Skip to content

Guelph-Wellington Master Gardeners hosting annual plant sale online

This year, 25 per cent of proceeds will be going to Wyndham House
Stock image

Local gardeners can find an impressive selection of plants, and help support the Wyndham House, at the Guelph-Wellington Master Gardener’s first-ever virtual plant sale.

The Guelph-Wellington Master Gardeners (GWMG) Annual Spring Plant Sale will be held online from May 20 to May 26. Pick-up dates for all sale items will be May 28 and 29 at 8121 Indian Trail in Rockwood.

Residents who attend this year’s event will be able to browse through an assortment of perennials, natives, annuals, woodies and vegetables. Most plants available for sale have been grown in their members' own gardens, says a release from the GWMG.

With the ongoing challenges and closures brought on by the pandemic, the release explains the group decided to pivot to an online format for its 2021 event. Residents can sign up for more information about the sale by entering their email into a newsletter on the GWMG website.

This year, GWMG will be donating 25 per cent of its sales proceeds to the Wyndham House. The rest of the funds will go to the group’s yearly operating costs and other outreach activities.

“As this year’s operating costs have been reduced, we have chosen to support youth in our community by donating 25 per cent of our proceeds to Wyndham House,” says Margaret Stewart, a 15-year Master Gardener member who serves on 2021’s plant sale planning group, in the release.

This sale, which is normally highly-anticipated among gardeners, is expecting more attendees due to the rise in interest in plants and gardening during the pandemic. The release explains this interest has also increased demand, resulting in a strain on the gardening supply chain.
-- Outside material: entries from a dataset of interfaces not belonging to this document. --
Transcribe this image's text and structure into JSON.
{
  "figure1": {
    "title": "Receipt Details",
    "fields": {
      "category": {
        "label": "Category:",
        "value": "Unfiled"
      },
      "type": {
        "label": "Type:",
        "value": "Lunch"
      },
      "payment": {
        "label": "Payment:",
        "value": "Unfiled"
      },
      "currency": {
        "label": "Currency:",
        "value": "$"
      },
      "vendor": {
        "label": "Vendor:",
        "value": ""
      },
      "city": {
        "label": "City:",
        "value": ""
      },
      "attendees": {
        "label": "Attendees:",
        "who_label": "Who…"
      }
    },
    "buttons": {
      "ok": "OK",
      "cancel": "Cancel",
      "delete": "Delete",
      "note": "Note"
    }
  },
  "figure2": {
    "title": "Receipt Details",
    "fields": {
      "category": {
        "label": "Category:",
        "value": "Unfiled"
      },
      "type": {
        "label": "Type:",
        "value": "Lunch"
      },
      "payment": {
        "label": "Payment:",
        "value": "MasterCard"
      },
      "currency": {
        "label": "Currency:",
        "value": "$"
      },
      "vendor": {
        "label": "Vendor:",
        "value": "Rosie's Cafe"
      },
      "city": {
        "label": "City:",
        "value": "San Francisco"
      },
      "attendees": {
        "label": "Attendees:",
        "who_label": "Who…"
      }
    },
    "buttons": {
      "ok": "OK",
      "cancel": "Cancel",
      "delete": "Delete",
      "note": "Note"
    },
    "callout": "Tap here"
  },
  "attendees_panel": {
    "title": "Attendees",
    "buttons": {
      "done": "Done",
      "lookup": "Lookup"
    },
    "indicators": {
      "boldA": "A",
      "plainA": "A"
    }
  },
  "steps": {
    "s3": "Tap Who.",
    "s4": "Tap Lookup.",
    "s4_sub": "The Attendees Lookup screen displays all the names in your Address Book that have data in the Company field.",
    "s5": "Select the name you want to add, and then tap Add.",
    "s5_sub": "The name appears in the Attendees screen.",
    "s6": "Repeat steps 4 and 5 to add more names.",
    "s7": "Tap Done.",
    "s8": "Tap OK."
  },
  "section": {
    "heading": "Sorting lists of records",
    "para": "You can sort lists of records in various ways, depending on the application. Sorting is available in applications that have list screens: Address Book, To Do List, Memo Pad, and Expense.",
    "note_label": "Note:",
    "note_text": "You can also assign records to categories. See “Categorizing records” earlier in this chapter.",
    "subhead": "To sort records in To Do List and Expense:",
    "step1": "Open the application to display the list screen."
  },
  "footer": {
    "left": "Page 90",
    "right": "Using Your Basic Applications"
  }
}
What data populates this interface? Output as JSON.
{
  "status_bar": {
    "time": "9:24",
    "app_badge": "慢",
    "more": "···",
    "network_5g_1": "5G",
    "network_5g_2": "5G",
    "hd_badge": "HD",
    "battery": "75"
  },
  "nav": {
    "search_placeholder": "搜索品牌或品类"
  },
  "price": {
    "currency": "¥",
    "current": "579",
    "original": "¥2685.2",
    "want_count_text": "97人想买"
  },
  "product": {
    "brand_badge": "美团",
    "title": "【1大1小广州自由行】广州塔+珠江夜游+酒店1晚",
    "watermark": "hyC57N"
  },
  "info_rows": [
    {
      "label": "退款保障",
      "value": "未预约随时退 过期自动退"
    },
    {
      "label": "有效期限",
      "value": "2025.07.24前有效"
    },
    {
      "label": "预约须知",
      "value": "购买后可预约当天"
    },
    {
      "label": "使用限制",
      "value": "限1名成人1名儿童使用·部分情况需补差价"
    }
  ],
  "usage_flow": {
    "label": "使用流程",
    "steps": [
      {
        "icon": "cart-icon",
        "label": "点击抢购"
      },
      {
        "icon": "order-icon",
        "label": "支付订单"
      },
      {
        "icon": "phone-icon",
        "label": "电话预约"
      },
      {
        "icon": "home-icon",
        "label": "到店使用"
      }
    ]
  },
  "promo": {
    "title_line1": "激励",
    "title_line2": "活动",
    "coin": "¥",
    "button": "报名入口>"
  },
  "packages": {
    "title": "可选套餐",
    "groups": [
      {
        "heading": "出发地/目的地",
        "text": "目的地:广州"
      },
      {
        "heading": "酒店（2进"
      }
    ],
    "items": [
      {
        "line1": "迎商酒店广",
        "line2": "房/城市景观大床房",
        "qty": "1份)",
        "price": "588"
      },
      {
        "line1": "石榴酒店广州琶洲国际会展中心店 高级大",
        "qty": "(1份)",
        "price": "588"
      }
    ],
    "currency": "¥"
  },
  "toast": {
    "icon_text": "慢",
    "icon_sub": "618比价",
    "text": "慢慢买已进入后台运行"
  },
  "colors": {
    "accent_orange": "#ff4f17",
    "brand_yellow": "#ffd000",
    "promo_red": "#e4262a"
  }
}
“Since COVID, our gardens have become, for many more people than before, places of refuge and relaxation. Growing our own fruit and vegetables, our flowers, or just a beautiful plant offers us some sense of control and achievement in frightening times,” Stewart says in the release.

“Planting a tree translates into faith in the future."